In this essay, we survey the literature on international criminal tribunals & transitional justice. We argue that the literature has been dominated by two general orientations, a legalism that is premised on logic of appropriateness & a pragmatism premised on a logic of consequences. We also consider a third orientation, guided by a logic of emotions, that recognizes the significance of transitional justice but emphasizes strategies that diverge from the model of legalism. Our primary concern is with scholarship in political science, although we also consider work from the disciplines of law, history, & sociology & from practitioners & advocates. The normative positions of scholars have heavily influenced the development of literature in this field, in which scholarship, practice, & advocacy are deeply intertwined. Advocates & individuals who have played key roles in the development of international criminal justice institutions, domestic tribunals, & truth commissions have been prominent in setting the agenda for scholars. Nonetheless, there is also a growing body of rigorous social science research that attempts to assess empirically -- & sometimes critically -- the claims of advocates & practitioners & to explain changing strategies of justice. 60 References. Adapted from the source document.
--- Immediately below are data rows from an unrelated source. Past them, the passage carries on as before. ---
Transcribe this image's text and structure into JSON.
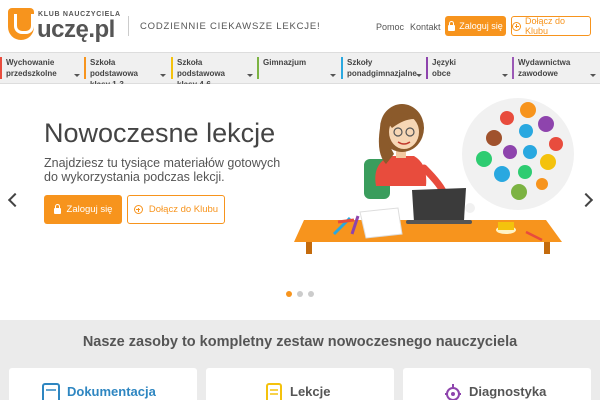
{
  "header": {
    "logo_club": "KLUB NAUCZYCIELA",
    "logo_name": "uczę.pl",
    "tagline": "CODZIENNIE CIEKAWSZE LEKCJE!",
    "links": [
      "Pomoc",
      "Kontakt"
    ],
    "login_label": "Zaloguj się",
    "join_label": "Dołącz do Klubu"
  },
  "nav": {
    "items": [
      {
        "label": "Wychowanie przedszkolne",
        "color": "#e84c3d"
      },
      {
        "label": "Szkoła podstawowa klasy 1-3",
        "color": "#f7941d"
      },
      {
        "label": "Szkoła podstawowa klasy 4-6",
        "color": "#f4c20d"
      },
      {
        "label": "Gimnazjum",
        "color": "#7cb342"
      },
      {
        "label": "Szkoły ponadgimnazjalne",
        "color": "#29a8e0"
      },
      {
        "label": "Języki obce",
        "color": "#8e44ad"
      },
      {
        "label": "Wydawnictwa zawodowe",
        "color": "#9b59b6"
      }
    ]
  },
  "hero": {
    "title": "Nowoczesne lekcje",
    "subtitle": "Znajdziesz tu tysiące materiałów gotowych do wykorzystania podczas lekcji.",
    "login_label": "Zaloguj się",
    "join_label": "Dołącz do Klubu",
    "slides_count": 3,
    "active_slide": 1
  },
  "section": {
    "title": "Nasze zasoby to kompletny zestaw nowoczesnego nauczyciela",
    "cards": [
      {
        "label": "Dokumentacja",
        "color": "#2e86c1",
        "icon": "document-icon"
      },
      {
        "label": "Lekcje",
        "color": "#555555",
        "icon": "lessons-icon"
      },
      {
        "label": "Diagnostyka",
        "color": "#555555",
        "icon": "gear-icon"
      }
    ]
  },
  "colors": {
    "accent": "#f7941d",
    "nav_bg": "#f0f0f0",
    "section_bg": "#ebebeb"
  }
}
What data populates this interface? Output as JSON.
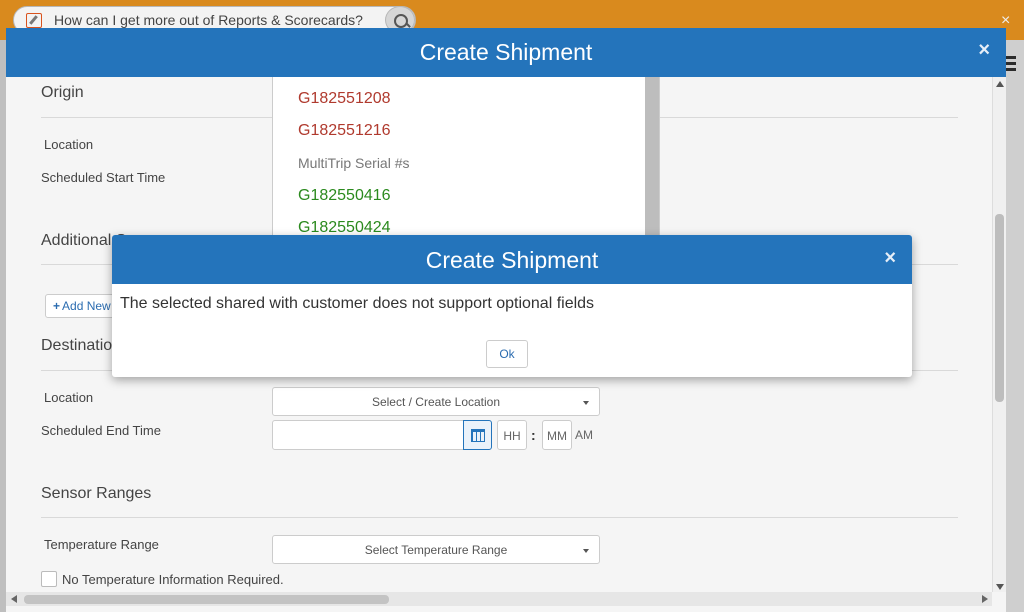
{
  "background": {
    "search_text": "How can I get more out of Reports & Scorecards?",
    "close_glyph": "×"
  },
  "modal": {
    "title": "Create Shipment",
    "close_glyph": "×",
    "origin": {
      "title": "Origin",
      "location_label": "Location",
      "start_time_label": "Scheduled Start Time"
    },
    "additional": {
      "title": "Additional S",
      "add_new_label": "Add New"
    },
    "destination": {
      "title": "Destination",
      "location_label": "Location",
      "location_placeholder": "Select / Create Location",
      "end_time_label": "Scheduled End Time",
      "hh": "HH",
      "mm": "MM",
      "colon": ":",
      "ampm": "AM"
    },
    "sensor": {
      "title": "Sensor Ranges",
      "temp_label": "Temperature Range",
      "temp_placeholder": "Select Temperature Range",
      "no_temp_label": "No Temperature Information Required."
    },
    "serial_dropdown": {
      "items": [
        {
          "text": "G182551208",
          "color": "#b03a2e"
        },
        {
          "text": "G182551216",
          "color": "#b03a2e"
        },
        {
          "text": "MultiTrip Serial #s",
          "header": true
        },
        {
          "text": "G182550416",
          "color": "#2b8a1e"
        },
        {
          "text": "G182550424",
          "color": "#2b8a1e"
        }
      ]
    }
  },
  "alert": {
    "title": "Create Shipment",
    "close_glyph": "×",
    "message": "The selected shared with customer does not support optional fields",
    "ok_label": "Ok"
  },
  "colors": {
    "header_blue": "#2474bb",
    "topbar_orange": "#d98a1e"
  }
}
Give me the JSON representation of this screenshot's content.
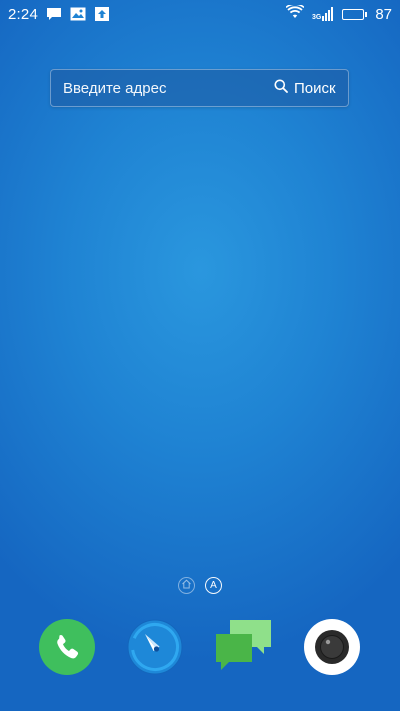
{
  "status_bar": {
    "time": "2:24",
    "notification_icons": [
      "message-icon",
      "image-icon",
      "upload-icon"
    ],
    "network_label": "3G",
    "battery_percent": "87",
    "battery_level": 0.87
  },
  "search_widget": {
    "address_placeholder": "Введите адрес",
    "search_label": "Поиск"
  },
  "page_indicator": {
    "home_icon": "home-icon",
    "active_page_label": "A"
  },
  "dock": {
    "apps": [
      {
        "name": "phone",
        "icon": "phone-icon",
        "color": "#3fbf5d"
      },
      {
        "name": "browser",
        "icon": "compass-icon",
        "color": "#1e88d8"
      },
      {
        "name": "messages",
        "icon": "chat-bubbles-icon",
        "color": "#4fc24a"
      },
      {
        "name": "camera",
        "icon": "camera-icon",
        "color": "#ffffff"
      }
    ]
  },
  "colors": {
    "wallpaper_center": "#2a97de",
    "wallpaper_edge": "#1566c1"
  }
}
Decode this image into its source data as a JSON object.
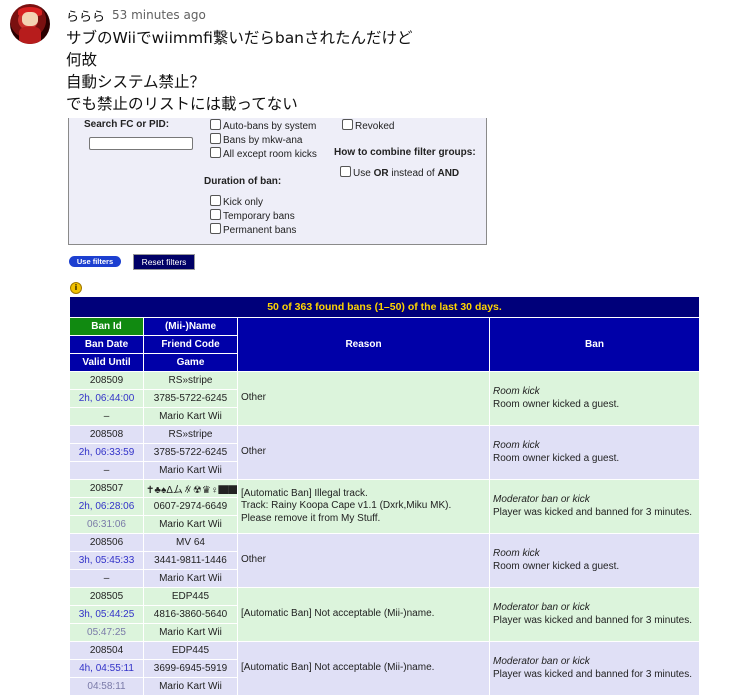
{
  "comment": {
    "author": "ららら",
    "time": "53 minutes ago",
    "lines": [
      "サブのWiiでwiimmfi繋いだらbanされたんだけど",
      "何故",
      "自動システム禁止？",
      "でも禁止のリストには載ってない"
    ]
  },
  "filters": {
    "search_label": "Search FC or PID:",
    "search_value": "",
    "options_col1": [
      "Auto-bans by system",
      "Bans by mkw-ana",
      "All except room kicks"
    ],
    "duration_label": "Duration of ban:",
    "duration_options": [
      "Kick only",
      "Temporary bans",
      "Permanent bans"
    ],
    "revoked_label": "Revoked",
    "combine_label": "How to combine filter groups:",
    "combine_pre": "Use ",
    "combine_or": "OR",
    "combine_mid": " instead of ",
    "combine_and": "AND",
    "use_filters": "Use filters",
    "reset_filters": "Reset filters"
  },
  "table": {
    "title": "50 of 363 found bans (1–50) of the last 30 days.",
    "headers": {
      "ban_id": "Ban Id",
      "mii_name": "(Mii-)Name",
      "ban_date": "Ban Date",
      "friend_code": "Friend Code",
      "valid_until": "Valid Until",
      "game": "Game",
      "reason": "Reason",
      "ban": "Ban"
    },
    "rows": [
      {
        "id": "208509",
        "name": "RS»stripe",
        "date": "2h, 06:44:00",
        "fc": "3785-5722-6245",
        "valid": "–",
        "game": "Mario Kart Wii",
        "reason": "Other",
        "ban_type": "Room kick",
        "ban_desc": "Room owner kicked a guest."
      },
      {
        "id": "208508",
        "name": "RS»stripe",
        "date": "2h, 06:33:59",
        "fc": "3785-5722-6245",
        "valid": "–",
        "game": "Mario Kart Wii",
        "reason": "Other",
        "ban_type": "Room kick",
        "ban_desc": "Room owner kicked a guest."
      },
      {
        "id": "208507",
        "name": "✝♣♠Δム∦☢♛♀▇▇",
        "date": "2h, 06:28:06",
        "fc": "0607-2974-6649",
        "valid": "06:31:06",
        "game": "Mario Kart Wii",
        "reason": "[Automatic Ban] Illegal track.\nTrack: Rainy Koopa Cape v1.1 (Dxrk,Miku MK).\nPlease remove it from My Stuff.",
        "ban_type": "Moderator ban or kick",
        "ban_desc": "Player was kicked and banned for 3 minutes."
      },
      {
        "id": "208506",
        "name": "MV 64",
        "date": "3h, 05:45:33",
        "fc": "3441-9811-1446",
        "valid": "–",
        "game": "Mario Kart Wii",
        "reason": "Other",
        "ban_type": "Room kick",
        "ban_desc": "Room owner kicked a guest."
      },
      {
        "id": "208505",
        "name": "EDP445",
        "date": "3h, 05:44:25",
        "fc": "4816-3860-5640",
        "valid": "05:47:25",
        "game": "Mario Kart Wii",
        "reason": "[Automatic Ban] Not acceptable (Mii-)name.",
        "ban_type": "Moderator ban or kick",
        "ban_desc": "Player was kicked and banned for 3 minutes."
      },
      {
        "id": "208504",
        "name": "EDP445",
        "date": "4h, 04:55:11",
        "fc": "3699-6945-5919",
        "valid": "04:58:11",
        "game": "Mario Kart Wii",
        "reason": "[Automatic Ban] Not acceptable (Mii-)name.",
        "ban_type": "Moderator ban or kick",
        "ban_desc": "Player was kicked and banned for 3 minutes."
      }
    ]
  }
}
For the first time in one collected volume, mainstream and critical human rights scholars together examine the empirical and normative debates around the future of human rights. They ask what makes human rights effective, what strategies will enhance the chances of compliance, what blocks progress, and whether the hope for human rights is entirely misplaced in a rapidly transforming world. Human Rights Futures sees the world as at a crucial juncture. The project for globalizing rights will either continue to be embedded or will fall backward into a maelstrom of nationalist backlash, religious resurgence and faltering Western power. Each chapter talks directly to the others in an interactive dialogue, providing a theoretical and methodological framework for a clear research agenda for the next decade. Scholars, graduate students and practitioners of political science, history, sociology, law and development will find much to both challenge and provoke them in this innovative book.